The number of cancer deaths have steadily declined in the United States over the past 15 years, saving a possible 650,000 lives over that period, the American Cancer Society said Wednesday.
But 1.48 million cases will be diagnosed this year and over 562,000 people will die from cancer this year, ACS said in its annual cancer statistics report.
The cancer death rate fell by 19.2 percent for men between 1990 and 2005, mostly due to declines in deaths from lung, prostate and colorectal cancer, the group said.
Deaths from cancer, the second-biggest killer in the United States after heart disease, decreased by 11.4 percent for women over the same period, in large part due to decreases in breast and colorectal cancer.
The numbers showed that early cancer detection, such as through colonoscopy, has yielded good results. They also pointed to improved cancer treatment.
Cancer cases were also on the decline, with a 1.8 percent annual drop for men between 2001 and 2005 and a 0.6 annual decrease for women between 1998 and 2005.

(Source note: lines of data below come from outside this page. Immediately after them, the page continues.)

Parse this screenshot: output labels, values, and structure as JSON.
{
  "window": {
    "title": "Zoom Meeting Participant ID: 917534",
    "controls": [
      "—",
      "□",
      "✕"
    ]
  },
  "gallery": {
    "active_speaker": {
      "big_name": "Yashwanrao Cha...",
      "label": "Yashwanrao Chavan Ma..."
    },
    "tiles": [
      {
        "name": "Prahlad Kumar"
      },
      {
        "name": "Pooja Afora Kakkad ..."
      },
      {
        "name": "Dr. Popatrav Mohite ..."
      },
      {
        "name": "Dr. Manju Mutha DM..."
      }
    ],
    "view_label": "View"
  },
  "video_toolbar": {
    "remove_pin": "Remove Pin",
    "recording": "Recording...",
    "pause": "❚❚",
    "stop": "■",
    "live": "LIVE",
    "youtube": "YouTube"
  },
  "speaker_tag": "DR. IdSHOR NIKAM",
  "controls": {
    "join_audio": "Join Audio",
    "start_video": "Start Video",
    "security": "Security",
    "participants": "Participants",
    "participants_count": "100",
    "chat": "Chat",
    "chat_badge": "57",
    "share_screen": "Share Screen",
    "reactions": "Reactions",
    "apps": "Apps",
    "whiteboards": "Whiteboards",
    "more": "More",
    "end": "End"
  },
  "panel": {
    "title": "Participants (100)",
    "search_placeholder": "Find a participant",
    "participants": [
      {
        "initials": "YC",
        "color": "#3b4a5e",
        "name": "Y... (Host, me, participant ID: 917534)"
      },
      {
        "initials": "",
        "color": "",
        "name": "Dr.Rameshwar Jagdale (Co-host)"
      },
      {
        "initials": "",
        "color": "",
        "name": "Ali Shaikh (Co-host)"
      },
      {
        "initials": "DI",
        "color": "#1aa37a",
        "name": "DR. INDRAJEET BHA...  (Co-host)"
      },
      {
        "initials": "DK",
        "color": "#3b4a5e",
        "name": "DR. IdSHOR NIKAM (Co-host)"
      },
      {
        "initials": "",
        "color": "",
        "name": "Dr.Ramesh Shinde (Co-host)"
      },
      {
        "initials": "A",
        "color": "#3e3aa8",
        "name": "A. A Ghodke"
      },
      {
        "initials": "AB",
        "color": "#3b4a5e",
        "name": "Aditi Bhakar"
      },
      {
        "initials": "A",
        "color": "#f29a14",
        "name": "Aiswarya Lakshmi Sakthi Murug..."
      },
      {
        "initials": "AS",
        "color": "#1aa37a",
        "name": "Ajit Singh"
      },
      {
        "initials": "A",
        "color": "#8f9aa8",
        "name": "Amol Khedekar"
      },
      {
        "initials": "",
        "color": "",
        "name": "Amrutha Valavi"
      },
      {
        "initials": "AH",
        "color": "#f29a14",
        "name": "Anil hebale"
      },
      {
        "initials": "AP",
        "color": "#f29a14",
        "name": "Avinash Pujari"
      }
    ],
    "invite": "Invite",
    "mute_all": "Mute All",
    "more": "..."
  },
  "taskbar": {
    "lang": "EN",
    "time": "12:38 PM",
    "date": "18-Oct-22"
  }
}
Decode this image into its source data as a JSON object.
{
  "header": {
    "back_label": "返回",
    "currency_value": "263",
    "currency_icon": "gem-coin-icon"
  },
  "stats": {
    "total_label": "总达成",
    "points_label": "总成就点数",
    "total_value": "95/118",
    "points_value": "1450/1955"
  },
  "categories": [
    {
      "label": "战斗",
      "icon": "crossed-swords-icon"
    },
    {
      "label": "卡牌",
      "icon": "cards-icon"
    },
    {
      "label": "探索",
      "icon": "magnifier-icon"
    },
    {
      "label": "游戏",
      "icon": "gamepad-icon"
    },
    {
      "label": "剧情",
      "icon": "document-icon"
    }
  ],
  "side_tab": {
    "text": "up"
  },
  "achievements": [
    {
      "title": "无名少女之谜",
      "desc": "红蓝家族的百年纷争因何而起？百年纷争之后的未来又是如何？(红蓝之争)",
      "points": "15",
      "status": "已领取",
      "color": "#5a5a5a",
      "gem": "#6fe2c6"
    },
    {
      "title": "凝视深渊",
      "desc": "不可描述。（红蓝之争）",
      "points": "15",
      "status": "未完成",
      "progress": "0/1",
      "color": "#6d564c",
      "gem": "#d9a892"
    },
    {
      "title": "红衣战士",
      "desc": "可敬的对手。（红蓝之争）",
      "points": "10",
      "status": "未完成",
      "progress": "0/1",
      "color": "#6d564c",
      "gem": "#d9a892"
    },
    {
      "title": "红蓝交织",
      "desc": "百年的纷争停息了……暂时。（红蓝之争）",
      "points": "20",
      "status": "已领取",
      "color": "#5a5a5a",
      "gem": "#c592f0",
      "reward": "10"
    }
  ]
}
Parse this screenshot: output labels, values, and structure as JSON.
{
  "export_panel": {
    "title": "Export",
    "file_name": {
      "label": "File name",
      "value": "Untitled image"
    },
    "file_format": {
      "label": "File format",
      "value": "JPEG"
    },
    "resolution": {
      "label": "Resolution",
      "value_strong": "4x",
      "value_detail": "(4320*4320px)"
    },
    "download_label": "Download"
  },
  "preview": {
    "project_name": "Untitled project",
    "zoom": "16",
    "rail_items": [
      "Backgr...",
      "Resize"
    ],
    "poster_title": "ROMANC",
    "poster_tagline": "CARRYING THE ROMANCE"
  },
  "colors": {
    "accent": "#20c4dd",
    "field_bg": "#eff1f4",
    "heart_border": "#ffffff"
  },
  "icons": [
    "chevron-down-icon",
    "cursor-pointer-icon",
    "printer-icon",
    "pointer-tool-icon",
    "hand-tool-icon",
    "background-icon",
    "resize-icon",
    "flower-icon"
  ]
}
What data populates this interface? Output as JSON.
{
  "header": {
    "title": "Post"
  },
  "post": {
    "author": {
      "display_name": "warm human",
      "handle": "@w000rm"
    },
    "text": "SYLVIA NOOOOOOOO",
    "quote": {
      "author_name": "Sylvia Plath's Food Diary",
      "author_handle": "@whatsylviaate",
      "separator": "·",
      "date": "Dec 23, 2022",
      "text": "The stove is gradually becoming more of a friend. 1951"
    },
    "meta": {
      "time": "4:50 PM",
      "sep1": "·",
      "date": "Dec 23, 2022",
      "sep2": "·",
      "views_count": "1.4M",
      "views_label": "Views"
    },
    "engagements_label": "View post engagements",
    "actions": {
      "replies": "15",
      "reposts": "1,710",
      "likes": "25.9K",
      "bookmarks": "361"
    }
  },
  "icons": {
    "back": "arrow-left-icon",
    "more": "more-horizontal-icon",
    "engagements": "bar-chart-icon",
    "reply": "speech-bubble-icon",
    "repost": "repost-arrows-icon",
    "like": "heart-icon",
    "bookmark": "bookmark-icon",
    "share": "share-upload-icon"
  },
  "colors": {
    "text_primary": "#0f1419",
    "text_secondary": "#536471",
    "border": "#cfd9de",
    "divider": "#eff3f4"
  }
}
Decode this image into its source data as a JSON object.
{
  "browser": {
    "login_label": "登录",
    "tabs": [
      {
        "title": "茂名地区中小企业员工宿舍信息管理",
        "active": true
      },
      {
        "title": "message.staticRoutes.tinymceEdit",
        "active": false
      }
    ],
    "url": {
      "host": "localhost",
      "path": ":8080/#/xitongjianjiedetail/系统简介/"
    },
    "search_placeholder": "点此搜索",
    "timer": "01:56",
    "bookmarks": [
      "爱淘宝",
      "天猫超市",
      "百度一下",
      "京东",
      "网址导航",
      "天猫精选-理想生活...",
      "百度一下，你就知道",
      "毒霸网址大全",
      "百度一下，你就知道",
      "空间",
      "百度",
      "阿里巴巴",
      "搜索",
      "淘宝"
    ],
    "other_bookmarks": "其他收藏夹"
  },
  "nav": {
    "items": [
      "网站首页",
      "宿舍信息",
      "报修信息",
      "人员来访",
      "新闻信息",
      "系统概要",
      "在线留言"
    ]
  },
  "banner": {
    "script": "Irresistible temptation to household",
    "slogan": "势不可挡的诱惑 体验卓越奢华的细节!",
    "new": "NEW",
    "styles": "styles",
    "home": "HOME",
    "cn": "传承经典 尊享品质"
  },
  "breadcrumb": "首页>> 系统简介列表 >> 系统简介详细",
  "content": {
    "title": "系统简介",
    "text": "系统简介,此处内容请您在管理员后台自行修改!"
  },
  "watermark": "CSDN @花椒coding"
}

"A drop of one or two percent per year may sound small, but as this report shows, that adds up to 650,000 cancer deaths avoided over 15 years," said ACS CEO John Seffrin.
Deaths from lung cancer, by far the biggest cancer killer, fell for men mostly due to a decrease in smoking, the report noted, adding that the lung cancer death rate had stabilized for women after rising for several decades.
The report said lung cancer is expected to account for 26 percent of all female cancer deaths in 2009.
It found that African-American men have an 18 percent higher cancer incidence rate than white men and a 36 percent higher cancer death rate.
But African-American women, the report said, are less likely than white women to get cancer, although they are more likely to die from cancer if they get it.
For all cancers diagnosed in the United States between 1996 and 2004, the five-year relative survival rate -- considered like a near-recovery -- was 66 percent, up from 50 percent in 1975-1977.